“The process of securing state and federal recovery funds is long and complex,” Beck said in a prepared statement. “It’s been four years and yet we still have 3,200 Sandy victims eager to complete elevation and construction projects, including some that have just begun.
“Providing a pathway to prevent foreclosure will protect families who are struggling to fund both a mortgage and rent from losing the very home they have spent years trying to rebuild,” Beck said. “It’s the right thing to do and I look forward to seeing the bill signed into law as swiftly as possible.”
The legislation would also direct the DCA commissioner to notify Sandy-impacted families of their eligibility for foreclosure protections and post eligibility information on the department’s website.
The commissioner must also notify courts and mortgage lenders of individuals who are eligible for such protections.
The bill also contains protections for Sandy victims who have experienced delays in the RREM and LMI programs.
DCA would be reqquired to extend the completion deadline for projects funded RREM and LMI for applicants who can demonstrate the delay was the fault of their builder or due to delays by the DCA in approving the builder doing the project, according to Assemblyman Eric Houghtaling, who sponsored the Assembly’s version of the legislation.
If an application for aid under the Tenant-Based Rental Assistance Program (TBRA), LMI, or RREM program is denied, the DCA would have to provide the applicant with an explanation for the denial, and an explanation for ways to remedy the application.

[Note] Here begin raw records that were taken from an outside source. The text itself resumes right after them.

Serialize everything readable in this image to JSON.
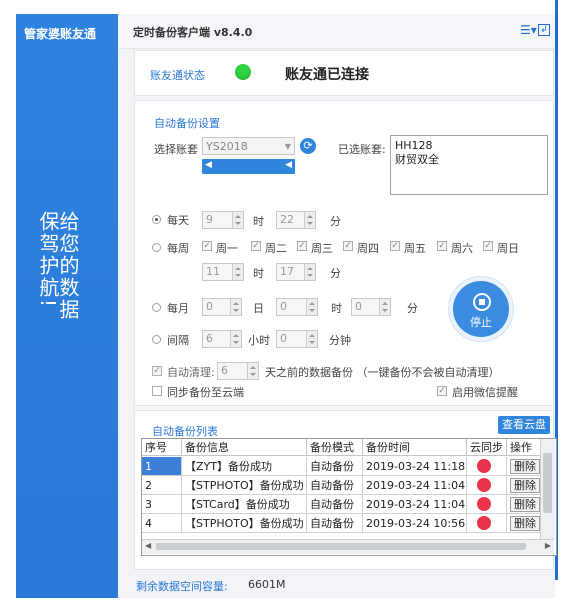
{
  "sidebar": {
    "title": "管家婆账友通",
    "slogan": "给您的数据\n保驾护航!"
  },
  "header": {
    "title": "定时备份客户端 v8.4.0",
    "menu_icon": "list-menu-icon",
    "exit_icon": "exit-icon"
  },
  "status": {
    "label": "账友通状态",
    "text": "账友通已连接",
    "color": "#2ed243"
  },
  "settings": {
    "title": "自动备份设置",
    "account_label": "选择账套",
    "account_value": "YS2018",
    "selected_label": "已选账套:",
    "selected_accounts": [
      "HH128",
      "财贸双全"
    ],
    "daily": {
      "label": "每天",
      "hour": "9",
      "hour_unit": "时",
      "minute": "22",
      "minute_unit": "分",
      "selected": true
    },
    "weekly": {
      "label": "每周",
      "days": [
        "周一",
        "周二",
        "周三",
        "周四",
        "周五",
        "周六",
        "周日"
      ],
      "hour": "11",
      "hour_unit": "时",
      "minute": "17",
      "minute_unit": "分"
    },
    "monthly": {
      "label": "每月",
      "day": "0",
      "day_unit": "日",
      "hour": "0",
      "hour_unit": "时",
      "minute": "0",
      "minute_unit": "分"
    },
    "interval": {
      "label": "间隔",
      "hours": "6",
      "hours_unit": "小时",
      "minutes": "0",
      "minutes_unit": "分钟"
    },
    "auto_clean": {
      "label": "自动清理:",
      "days": "6",
      "suffix": "天之前的数据备份 （一键备份不会被自动清理）"
    },
    "sync_cloud": "同步备份至云端",
    "wechat": "启用微信提醒",
    "stop": "停止"
  },
  "backup_list": {
    "title": "自动备份列表",
    "view_cloud": "查看云盘",
    "columns": [
      "序号",
      "备份信息",
      "备份模式",
      "备份时间",
      "云同步",
      "操作"
    ],
    "rows": [
      {
        "no": "1",
        "info": "【ZYT】备份成功",
        "mode": "自动备份",
        "time": "2019-03-24 11:18",
        "action": "删除"
      },
      {
        "no": "2",
        "info": "【STPHOTO】备份成功",
        "mode": "自动备份",
        "time": "2019-03-24 11:04",
        "action": "删除"
      },
      {
        "no": "3",
        "info": "【STCard】备份成功",
        "mode": "自动备份",
        "time": "2019-03-24 11:04",
        "action": "删除"
      },
      {
        "no": "4",
        "info": "【STPHOTO】备份成功",
        "mode": "自动备份",
        "time": "2019-03-24 10:56",
        "action": "删除"
      }
    ]
  },
  "footer": {
    "label": "剩余数据空间容量:",
    "value": "6601M"
  },
  "colors": {
    "accent": "#1e6fd0",
    "sync_red": "#e8334a"
  }
}
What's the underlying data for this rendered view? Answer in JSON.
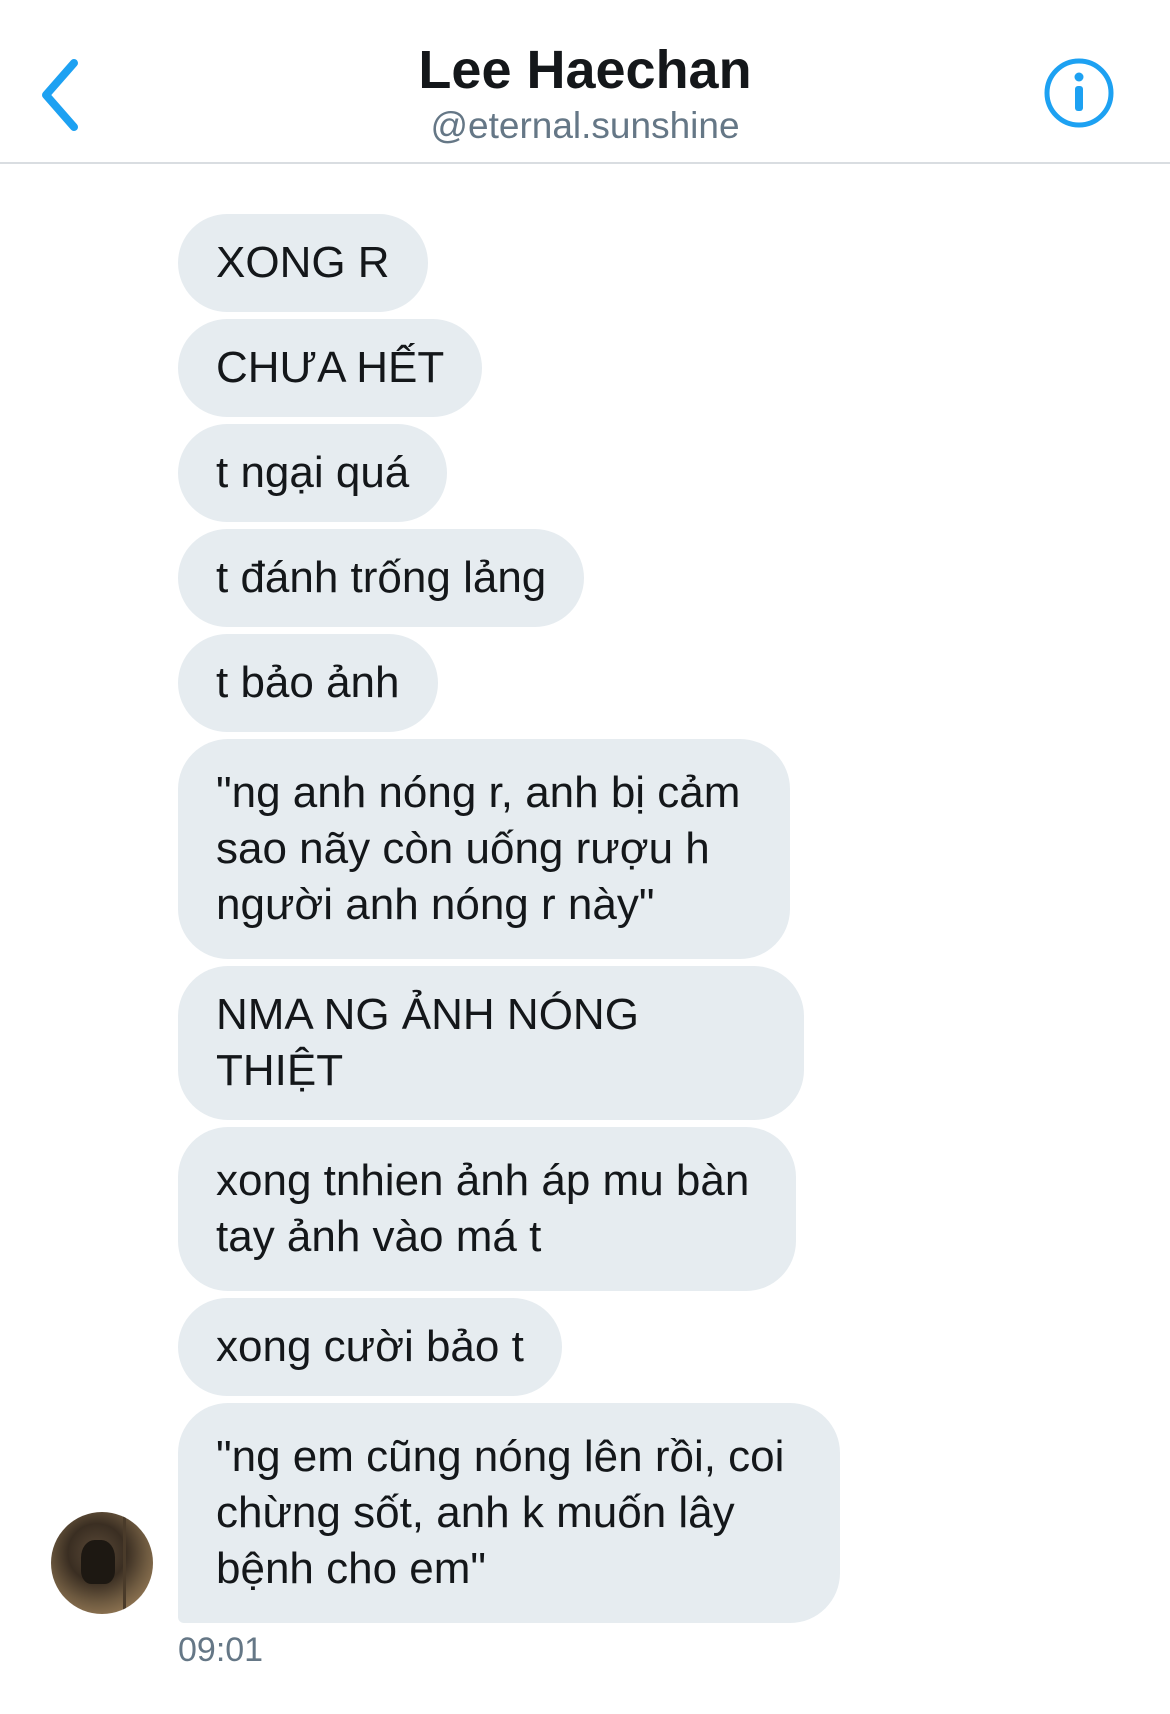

“As if having your life disrupted by Mother Nature was not enough, these homeowners were failed by the very entities tasked with their recovery,” Houghtaling, D-Monmouth, said in a prepared statement. “These provisions can help cut the red-tape they’ve been dealing with and finally get them back on track.”